When Target reported its last batch of quarterly results, CEO Brian Cornell noted that visits to its in-store pharmacies were down after the conversion of those pharmacies to mini CVS stores. Readers explained to us why they left, and a popular reason was that CVS ditched Target’s easy-to-use red prescription bottles. Some customers held on to hope that CVS would deploy the bottles across its whole chain now that it owns the patent. Now we know the answer: nope. [More]
After a hard day’s work, what’s better than coming home to a nice cold bottle of hard apple cider (or some people might think, anyway). You know what’s not nice? When that bottle breaks or overflows upon opening. For that reason, Angry Orchard Cider Co. has recalled select cases of its adult beverages. [More]
California Says Alleged Recycling Scam Trucked In Bottles & Cans From Arizona For $14M In Illegal Refunds
It might just be a bunch of bottles and cans, but when you get enough recyclables together it can mean a hefty wad of cash. California authorities say a group involved in an alleged illegal recycling scheme was flush with $14 million in refunds after trucking roughly 250 million cans and bottles from out of state and redeeming them.
It’s Soda Bottle Complaint Week here at The Consumerist. Today’s complaint is against Pepsi two-liter bottles and Mott’s apple juice bottles, which Anthony thinks are far too difficult to open. He has to use pliers. Is he the only one?
Four months in, customers are still experiencing problems with SIGG USA’s metal bottle replacement program.

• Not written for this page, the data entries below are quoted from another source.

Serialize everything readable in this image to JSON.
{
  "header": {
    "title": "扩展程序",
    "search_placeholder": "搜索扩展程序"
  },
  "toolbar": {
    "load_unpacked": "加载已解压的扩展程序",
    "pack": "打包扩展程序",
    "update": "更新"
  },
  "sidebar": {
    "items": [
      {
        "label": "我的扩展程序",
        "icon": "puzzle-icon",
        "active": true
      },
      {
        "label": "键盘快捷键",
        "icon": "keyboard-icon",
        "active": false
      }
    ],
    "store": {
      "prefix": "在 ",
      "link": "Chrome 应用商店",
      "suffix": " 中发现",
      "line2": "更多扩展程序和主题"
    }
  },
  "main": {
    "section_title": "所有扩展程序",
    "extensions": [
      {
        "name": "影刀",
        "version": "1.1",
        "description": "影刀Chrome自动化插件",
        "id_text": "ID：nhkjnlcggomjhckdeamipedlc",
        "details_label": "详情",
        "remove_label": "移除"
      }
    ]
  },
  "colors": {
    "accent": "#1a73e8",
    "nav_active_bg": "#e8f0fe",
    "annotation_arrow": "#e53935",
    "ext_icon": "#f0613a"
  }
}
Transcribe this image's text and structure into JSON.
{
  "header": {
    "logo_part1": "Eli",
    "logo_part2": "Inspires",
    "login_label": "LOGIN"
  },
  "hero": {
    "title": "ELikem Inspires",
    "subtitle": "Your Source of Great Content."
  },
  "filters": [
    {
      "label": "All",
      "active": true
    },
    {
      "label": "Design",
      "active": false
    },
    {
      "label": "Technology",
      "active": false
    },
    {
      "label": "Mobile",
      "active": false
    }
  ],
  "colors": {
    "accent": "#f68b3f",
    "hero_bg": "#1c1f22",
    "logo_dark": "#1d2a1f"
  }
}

Amy writes that her purchase required her to input billing information, even though she had gift certificate code, her debit card was charged, and she has been unable to reach SIGG to obtain a refund.
The horrible thing about screw-cap bottles of wine, says the website butterflywineopener.com, is that they suck all the romance out of bottle opening. But lucky you! “The Butterflyâ„¢ solves that by flawlessly and expediently opening any screw cap bottle while retaining the elegance of traditional wine service.”
“Baby Soda Bottles” are 2-liter bottles before they’ve been heated and formed into their soda bottle shape. In this pre-bottle stage, they make waterproof, hard-to-crush containers for small objects, and they hold approximately 2 ounces of liquid which makes them useful for air travel. Oh also, you can use regular 2-liter bottle caps on them.
I may as well attach my Nalgene bottles to myself with steel cables, but it seems like everyone is switching over to metal bottles because of the public’s new-found fear of plastic additive bisphenol-A (BPA.) One of the major manufacturers of aluminum bottles, Sigg, recently admitted that the plastic liners of their metal bottles kind of, um, contained BPA. Cue uproar.
The Chicago City Council has voted to ban the controversial chemical BPA in baby bottles, says the Associated Press.
Minnesota has enacted the “Toxic Free Kids Act,” which will ban bisphenol-A (BPA) in sippy cups and baby bottles. Minnesota joins Suffolk County, New York, which banned BPA earlier this year. Other states and counties, as well as the federal government, are considering bans on the potentially dangerous chemical, which has been linked to all sorts of adverse health effects. The Minnesota ban goes into effect in 2011. (Photo: tiffanywashko)
Earlier this month, several consumer groups announced that heated plastic baby bottles leach bisphenol A “in amounts that were within the range shown to cause harm in animal studies.” Now a reader writes in to tell us that companies are already starting to respond to the issue with announcements that they’ll be releasing glass bottles in addition to plastic versions.
Canada’s premier sporting goods store has pulled Nalgene bottles from their shelves over concerns that bottles are made with a cancer-causing chemical. The Vancouver-based Mountain Equipment Co-op is waiting for the outcome of a study from Health Canada on the health effects of bisphenol-a (B.P.A.) before returning the ubiquitous bottles to shelves.
Aquafina, PepsiCo’s best-selling bottled water, is changing its label to clarify its true source: city water supplies. The labels have never claimed to be spring water, but the price, packaging, and placement in stores apparently made enough of the world believe it was.